After I had the basic stitches down, I really wanted to explore cables. They were still a bit of a mystery to me, so I decided to check out The Very Easy Guide to Cable Knitting by Lynne Watterson. This book is set up using a conversational “lesson” format. Although it relies on the use of illustrations, rather than photos, to demonstrate techniques, I found it easy to follow along with. The book starts with knitting basics, so theoretically, a complete beginner could rely on this book to teach him/her knitting as well. (I wouldn’t recommend it though – I find that a lot of people have difficulty learning from illustrations.) Then there are three chapters on cables: Mock cables, Cable panels, and Cable patterns. Each chapter includes several projects that are progressively more difficult. There are also several detailed lessons in the final chapter on finishing techniques. The photographs of the cables and the projects are quite lovely and the book is a real pleasure to look through. Although I am not much interested in making the projects, I refer to the book as a stitch guide for cables all the time. I have one minor complaint (or perhaps it is a suggestion?). The book talks you through everything, and then suddenly uses various cable abbreviations without explanation.

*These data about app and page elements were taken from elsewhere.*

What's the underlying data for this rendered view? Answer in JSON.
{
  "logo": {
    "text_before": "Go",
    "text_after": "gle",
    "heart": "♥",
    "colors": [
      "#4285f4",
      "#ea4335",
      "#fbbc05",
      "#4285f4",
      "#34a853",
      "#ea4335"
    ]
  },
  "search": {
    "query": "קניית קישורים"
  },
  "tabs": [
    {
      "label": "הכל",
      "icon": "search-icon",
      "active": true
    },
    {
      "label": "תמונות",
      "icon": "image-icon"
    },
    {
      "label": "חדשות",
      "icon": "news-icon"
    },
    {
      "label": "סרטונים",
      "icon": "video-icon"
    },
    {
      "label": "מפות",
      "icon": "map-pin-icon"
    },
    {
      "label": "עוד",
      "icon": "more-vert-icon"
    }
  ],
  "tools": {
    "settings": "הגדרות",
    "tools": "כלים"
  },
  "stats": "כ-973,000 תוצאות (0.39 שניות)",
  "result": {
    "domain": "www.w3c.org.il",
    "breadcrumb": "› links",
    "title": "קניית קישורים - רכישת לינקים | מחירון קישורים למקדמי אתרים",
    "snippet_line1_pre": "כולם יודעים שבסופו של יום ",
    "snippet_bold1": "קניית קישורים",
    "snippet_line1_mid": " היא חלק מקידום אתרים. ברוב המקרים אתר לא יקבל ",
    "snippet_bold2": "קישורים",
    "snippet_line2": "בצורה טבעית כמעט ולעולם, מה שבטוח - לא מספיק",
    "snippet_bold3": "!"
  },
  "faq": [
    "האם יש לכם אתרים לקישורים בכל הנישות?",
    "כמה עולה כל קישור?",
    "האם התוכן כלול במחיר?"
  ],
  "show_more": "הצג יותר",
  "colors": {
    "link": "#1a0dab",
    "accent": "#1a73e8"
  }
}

After a bit of searching, I did find that all of the abbreviations are listed in the back and clearly explained there. It just interrupted the flow of the “lesson” when I was a total cable newbie. Overall, I would give this book 4 out of 5 stars as a cable book in general and 5 out of 5 stars as a newbie’s cable book.

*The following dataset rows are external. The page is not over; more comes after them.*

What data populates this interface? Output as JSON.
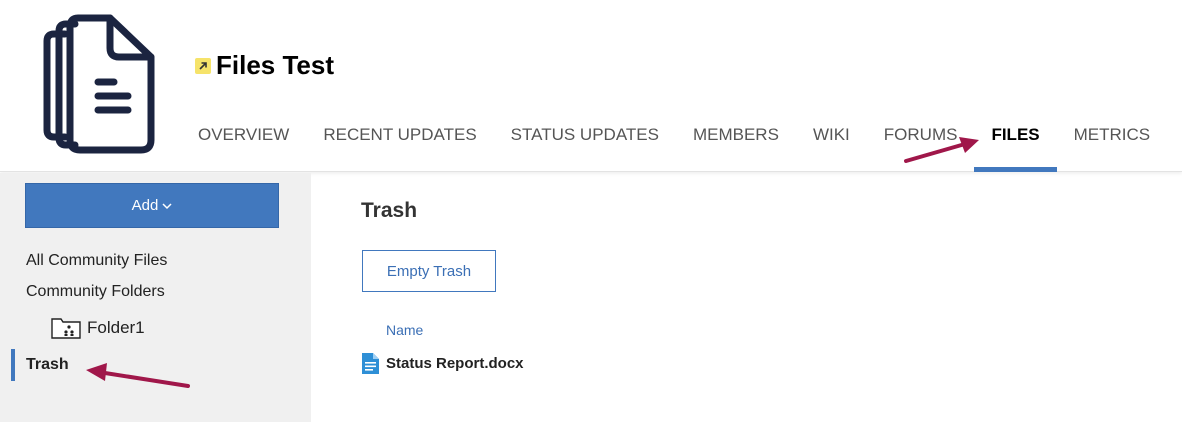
{
  "community": {
    "title": "Files Test"
  },
  "nav": {
    "items": [
      {
        "label": "OVERVIEW",
        "active": false
      },
      {
        "label": "RECENT UPDATES",
        "active": false
      },
      {
        "label": "STATUS UPDATES",
        "active": false
      },
      {
        "label": "MEMBERS",
        "active": false
      },
      {
        "label": "WIKI",
        "active": false
      },
      {
        "label": "FORUMS",
        "active": false
      },
      {
        "label": "FILES",
        "active": true
      },
      {
        "label": "METRICS",
        "active": false
      }
    ]
  },
  "sidebar": {
    "add_label": "Add",
    "all_files": "All Community Files",
    "folders": "Community Folders",
    "folder1": "Folder1",
    "trash": "Trash"
  },
  "main": {
    "title": "Trash",
    "empty_trash_label": "Empty Trash",
    "column_name": "Name",
    "files": [
      {
        "name": "Status Report.docx"
      }
    ]
  },
  "colors": {
    "accent": "#4178be",
    "annotation_arrow": "#a0174a",
    "external_badge": "#f6e36a",
    "doc_icon": "#2e8fd6"
  },
  "icons": {
    "logo": "files-stack-icon",
    "external": "external-link-icon",
    "add_chevron": "chevron-down-icon",
    "folder": "shared-folder-icon",
    "file": "document-icon"
  }
}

It seems that sweaters and socks are all part of the “being a knitter” package. My favorite beginner friendly books to indoctrinate you into the sweater and sock culture, respectively, are The Knitter’s Handy Book of Sweater Patterns by Ann Budd and Toe-Up 2-at-a-Time Socks by Melissa Morgan-Oakes. I gave a detailed overview of Ann Budd’s book in this post, and would only add that it provides a lot of background detail that would benefit a beginner to sweater making, whether you choose to follow one of the patterns or design your own sweater using the “formulas.” I would give it 5 out of 5 stars as a beginner design book and a beginner sweater book.

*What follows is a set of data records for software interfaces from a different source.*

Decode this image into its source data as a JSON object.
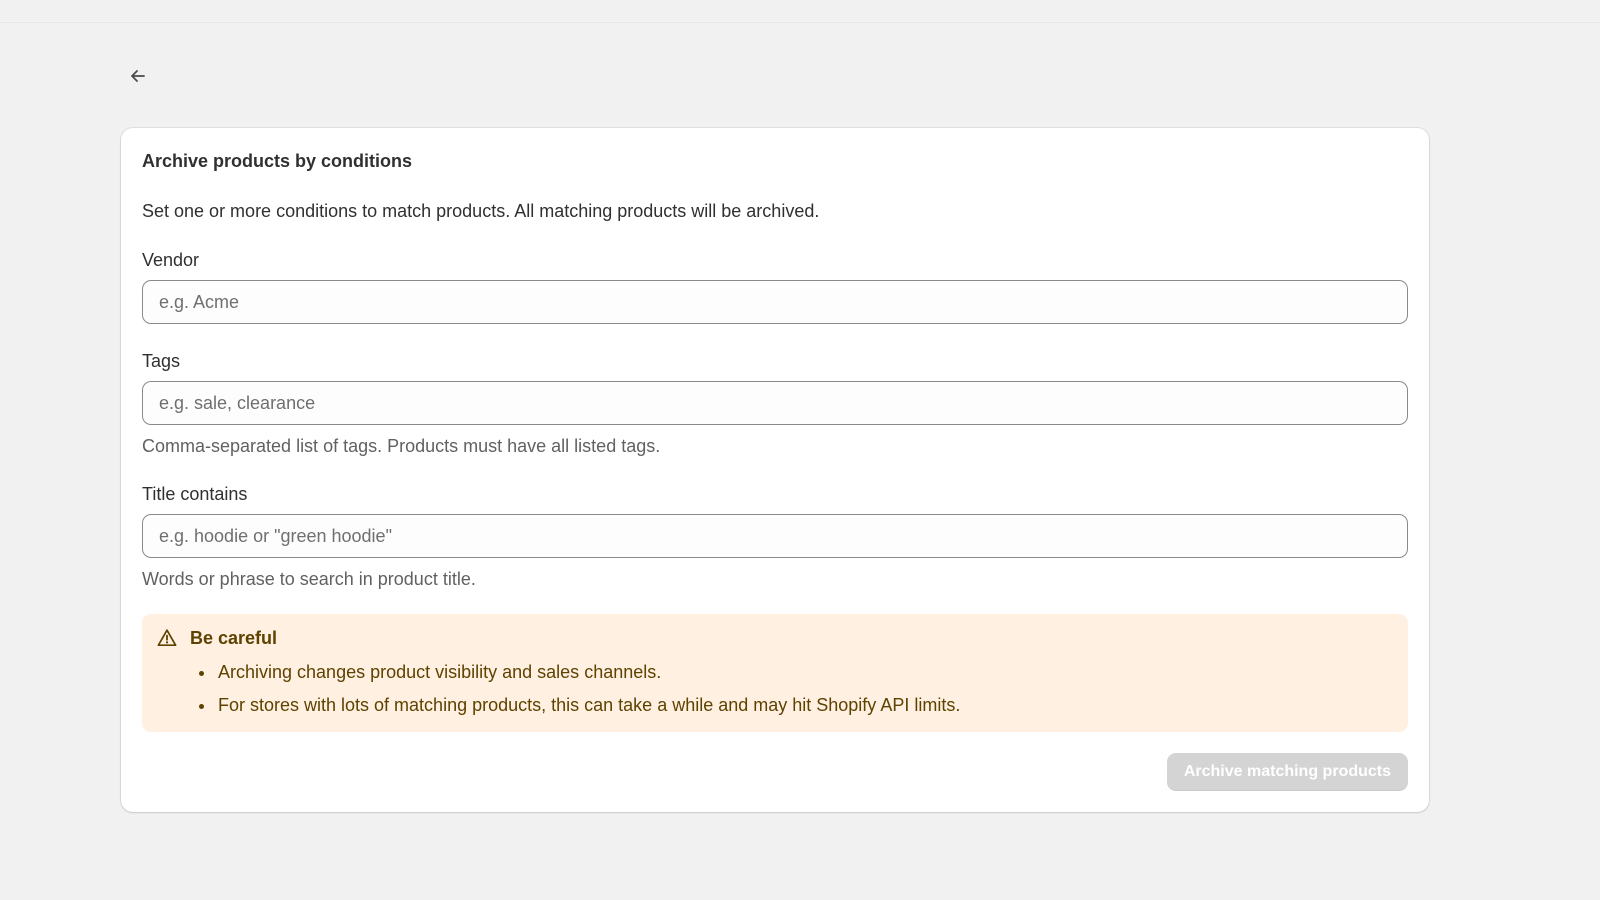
{
  "page": {
    "back_icon": "arrow-left-icon"
  },
  "card": {
    "title": "Archive products by conditions",
    "description": "Set one or more conditions to match products. All matching products will be archived."
  },
  "fields": {
    "vendor": {
      "label": "Vendor",
      "value": "",
      "placeholder": "e.g. Acme"
    },
    "tags": {
      "label": "Tags",
      "value": "",
      "placeholder": "e.g. sale, clearance",
      "help": "Comma-separated list of tags. Products must have all listed tags."
    },
    "title_contains": {
      "label": "Title contains",
      "value": "",
      "placeholder": "e.g. hoodie or \"green hoodie\"",
      "help": "Words or phrase to search in product title."
    }
  },
  "warning": {
    "icon": "alert-triangle-icon",
    "title": "Be careful",
    "items": [
      "Archiving changes product visibility and sales channels.",
      "For stores with lots of matching products, this can take a while and may hit Shopify API limits."
    ],
    "background_color": "#fff0e1",
    "text_color": "#5e4200"
  },
  "actions": {
    "submit_label": "Archive matching products",
    "submit_disabled": true,
    "submit_color": "#d4d4d4"
  },
  "colors": {
    "page_background": "#f1f1f1",
    "card_background": "#ffffff"
  }
}
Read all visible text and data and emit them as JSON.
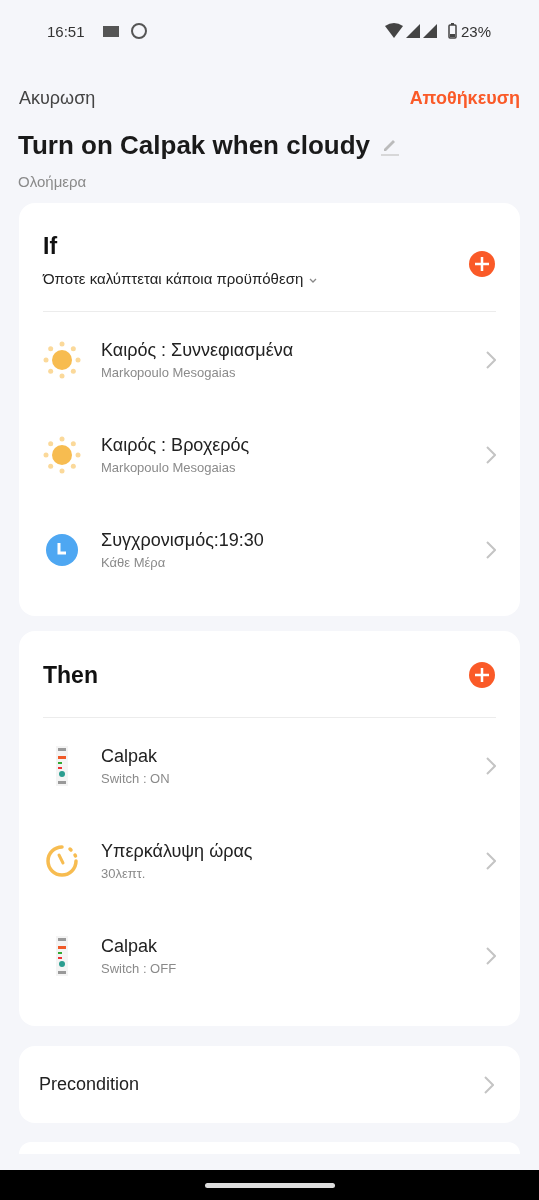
{
  "status_bar": {
    "time": "16:51",
    "battery": "23%"
  },
  "top_bar": {
    "cancel": "Ακυρωση",
    "save": "Αποθήκευση"
  },
  "scene": {
    "title": "Turn on Calpak when cloudy",
    "schedule": "Ολοήμερα"
  },
  "if_card": {
    "heading": "If",
    "condition_mode": "Όποτε καλύπτεται κάποια προϋπόθεση",
    "items": [
      {
        "kind": "weather",
        "title": "Καιρός : Συννεφιασμένα",
        "subtitle": "Markopoulo Mesogaias"
      },
      {
        "kind": "weather",
        "title": "Καιρός : Βροχερός",
        "subtitle": "Markopoulo Mesogaias"
      },
      {
        "kind": "schedule",
        "title": "Συγχρονισμός:19:30",
        "subtitle": "Κάθε Μέρα"
      }
    ]
  },
  "then_card": {
    "heading": "Then",
    "items": [
      {
        "kind": "device",
        "title": "Calpak",
        "subtitle": "Switch : ON"
      },
      {
        "kind": "delay",
        "title": "Υπερκάλυψη ώρας",
        "subtitle": "30λεπτ."
      },
      {
        "kind": "device",
        "title": "Calpak",
        "subtitle": "Switch : OFF"
      }
    ]
  },
  "precondition": {
    "label": "Precondition"
  }
}
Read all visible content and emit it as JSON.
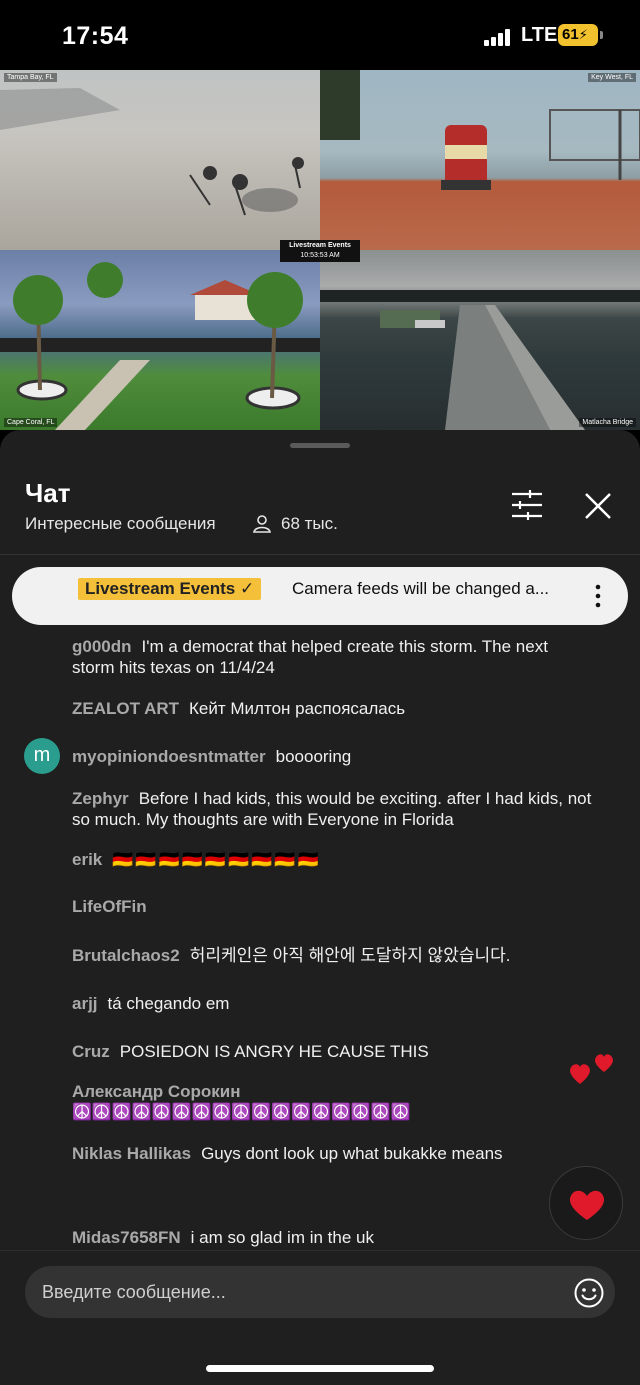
{
  "status_bar": {
    "time": "17:54",
    "network": "LTE",
    "battery": "61"
  },
  "video": {
    "cams": [
      {
        "label": "Tampa Bay, FL"
      },
      {
        "label": "Key West, FL"
      },
      {
        "label": "Cape Coral, FL"
      },
      {
        "label": "Matlacha Bridge"
      }
    ],
    "center_title": "Livestream Events",
    "center_time": "10:53:53 AM"
  },
  "chat": {
    "title": "Чат",
    "subtitle": "Интересные сообщения",
    "viewers": "68 тыс.",
    "pinned": {
      "author": "Livestream Events",
      "text": "Camera feeds will be changed a..."
    },
    "messages": [
      {
        "author": "g000dn",
        "text": "I'm a democrat that helped create this storm. The next storm hits texas on 11/4/24"
      },
      {
        "author": "ZEALOT ART",
        "text": "Кейт Милтон распоясалась"
      },
      {
        "author": "myopiniondoesntmatter",
        "text": "booooring",
        "avatar": "m"
      },
      {
        "author": "Zephyr",
        "text": "Before I had kids, this would be exciting. after I had kids, not so much. My thoughts are with Everyone in Florida"
      },
      {
        "author": "erik",
        "text": "🇩🇪🇩🇪🇩🇪🇩🇪🇩🇪🇩🇪🇩🇪🇩🇪🇩🇪"
      },
      {
        "author": "LifeOfFin",
        "text": ""
      },
      {
        "author": "Brutalchaos2",
        "text": "허리케인은 아직 해안에 도달하지 않았습니다."
      },
      {
        "author": "arjj",
        "text": "tá chegando em"
      },
      {
        "author": "Cruz",
        "text": "POSIEDON IS ANGRY HE CAUSE THIS"
      },
      {
        "author": "Александр Сорокин",
        "text": "☮️☮️☮️☮️☮️☮️☮️☮️☮️☮️☮️☮️☮️☮️☮️☮️☮️"
      },
      {
        "author": "Niklas Hallikas",
        "text": "Guys dont look up what bukakke means"
      },
      {
        "author": "Midas7658FN",
        "text": "i am so glad im in the uk"
      }
    ],
    "input_placeholder": "Введите сообщение..."
  },
  "icons": {
    "filter": "filter-sliders-icon",
    "close": "close-icon",
    "more": "more-vertical-icon",
    "emoji": "emoji-icon",
    "heart": "heart-icon",
    "viewers": "person-icon"
  },
  "colors": {
    "pinned_badge": "#f4c03a",
    "avatar_m": "#2a9d8f",
    "heart": "#e01a2b"
  }
}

While I personally do not understand the fascination with sock knitting, Melissa Morgan-Oakes has come the closest to inspiring within me the motivation to make socks. First of all, there are no double pointed needles, and just looking at the configurations of those things makes me want to run screaming from the room. Second, the book is jam packed with pictures and the woman is an entertaining writer. I was literally sucked in by her introduction and found myself reading through half the book in one sitting. The step-by-step photographs are incredible and would absolutely walk any beginner through the process of making socks using her method. I actually did get pretty far into a pair of her sample socks while chaperoning a bus trip with 30+ teenagers – if that doesn’t tell you that the method is clear and easy to follow, I don’t know what will! I give this book 5 out of 5 stars, for doing its very best to convert me into a sock knitter, and at the very least, providing me with the tools for making my own pair of socks on circular needles.
What are your favorite beginner knitting books?